About 45 people attended a meeting hosted by Advance Gloucester to recognise the work of Rural Fire Service (RFS) volunteers during bushfires earlier this year.
The meeting highlighted the scale, logistics and commitment required in coordinating fire fighting and containment operations during the Giro/Barnard bushfire.
The presentations showed aerial footage of the Giro/Barnard fire as well as head-cam footage of the deployment of the remote area fire team and equipment in inaccessible terrain by helicopter.
Most in attendance commented that they had never encountered such catastrophic conditions before in their careers, with temperatures reaching 52 degrees Celsius and almost no humidity.
These conditions, coupled with substantial resources commitment to more heavily populated areas in the Lower Hunter, meant that local crews had to make do with what they had available - despite the Hunter threats being significantly downgraded in the interim.
This was combined with gusty variable winds to make controlling and predicting fire behaviour extremely dangerous and challenging.
It is a credit to all involved that no lives were lost, very few injuries were sustained and minimal structural losses were suffered.
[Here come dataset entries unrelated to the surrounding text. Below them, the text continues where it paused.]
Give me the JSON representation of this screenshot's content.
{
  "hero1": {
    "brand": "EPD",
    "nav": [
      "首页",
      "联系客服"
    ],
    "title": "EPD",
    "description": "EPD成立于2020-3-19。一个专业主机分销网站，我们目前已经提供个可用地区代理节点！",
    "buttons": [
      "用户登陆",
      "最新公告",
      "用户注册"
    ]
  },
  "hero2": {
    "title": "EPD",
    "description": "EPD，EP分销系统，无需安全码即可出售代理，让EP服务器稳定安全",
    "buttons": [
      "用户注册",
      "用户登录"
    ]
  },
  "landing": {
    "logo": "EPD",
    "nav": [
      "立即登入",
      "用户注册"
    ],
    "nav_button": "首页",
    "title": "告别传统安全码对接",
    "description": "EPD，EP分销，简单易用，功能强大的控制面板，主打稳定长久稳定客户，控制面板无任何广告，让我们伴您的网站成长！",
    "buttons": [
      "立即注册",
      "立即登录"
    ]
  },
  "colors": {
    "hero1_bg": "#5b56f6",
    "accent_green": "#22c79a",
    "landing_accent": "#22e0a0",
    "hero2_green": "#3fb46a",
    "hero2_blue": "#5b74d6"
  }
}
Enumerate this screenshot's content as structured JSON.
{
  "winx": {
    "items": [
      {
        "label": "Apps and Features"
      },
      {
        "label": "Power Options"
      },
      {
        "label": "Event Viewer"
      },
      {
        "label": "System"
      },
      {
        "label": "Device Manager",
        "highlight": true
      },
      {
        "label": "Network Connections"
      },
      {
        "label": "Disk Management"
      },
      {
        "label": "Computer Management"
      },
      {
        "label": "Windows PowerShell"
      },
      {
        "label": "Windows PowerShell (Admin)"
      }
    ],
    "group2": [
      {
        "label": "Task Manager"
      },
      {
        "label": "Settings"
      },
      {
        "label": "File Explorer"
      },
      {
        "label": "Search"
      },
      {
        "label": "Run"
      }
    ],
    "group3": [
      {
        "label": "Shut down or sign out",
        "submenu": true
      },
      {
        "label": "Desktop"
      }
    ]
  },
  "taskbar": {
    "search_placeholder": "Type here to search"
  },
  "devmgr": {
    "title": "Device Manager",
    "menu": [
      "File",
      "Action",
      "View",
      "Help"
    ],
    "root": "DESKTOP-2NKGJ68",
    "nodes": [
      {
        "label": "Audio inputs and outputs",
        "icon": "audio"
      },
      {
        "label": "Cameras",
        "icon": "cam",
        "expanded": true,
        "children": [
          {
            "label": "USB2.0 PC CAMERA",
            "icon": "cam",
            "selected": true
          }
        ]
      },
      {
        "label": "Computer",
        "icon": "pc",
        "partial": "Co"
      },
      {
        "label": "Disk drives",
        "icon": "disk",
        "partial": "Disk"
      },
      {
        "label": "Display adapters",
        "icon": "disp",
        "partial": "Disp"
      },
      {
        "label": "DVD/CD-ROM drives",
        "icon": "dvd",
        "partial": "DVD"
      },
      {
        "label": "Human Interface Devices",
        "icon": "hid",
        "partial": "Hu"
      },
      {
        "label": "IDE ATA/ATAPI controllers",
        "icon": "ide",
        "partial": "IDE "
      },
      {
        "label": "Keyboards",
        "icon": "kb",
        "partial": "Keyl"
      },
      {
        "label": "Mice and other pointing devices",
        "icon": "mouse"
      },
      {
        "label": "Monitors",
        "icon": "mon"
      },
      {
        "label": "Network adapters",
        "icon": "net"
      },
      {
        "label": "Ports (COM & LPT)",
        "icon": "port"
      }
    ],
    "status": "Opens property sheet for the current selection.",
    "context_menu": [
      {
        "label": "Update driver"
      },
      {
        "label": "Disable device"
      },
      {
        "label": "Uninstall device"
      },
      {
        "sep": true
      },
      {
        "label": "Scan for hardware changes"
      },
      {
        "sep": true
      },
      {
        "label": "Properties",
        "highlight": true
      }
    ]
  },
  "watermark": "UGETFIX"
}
Superintendent Kam Baker was scheduled to speak at the meeting but flew out to Canada the day before to help lead coordination efforts in fighting substantial forest fires over there, accompanied by 50 other Australian fire-fighters.
Thanks must go to the RFS catering staff for providing supper.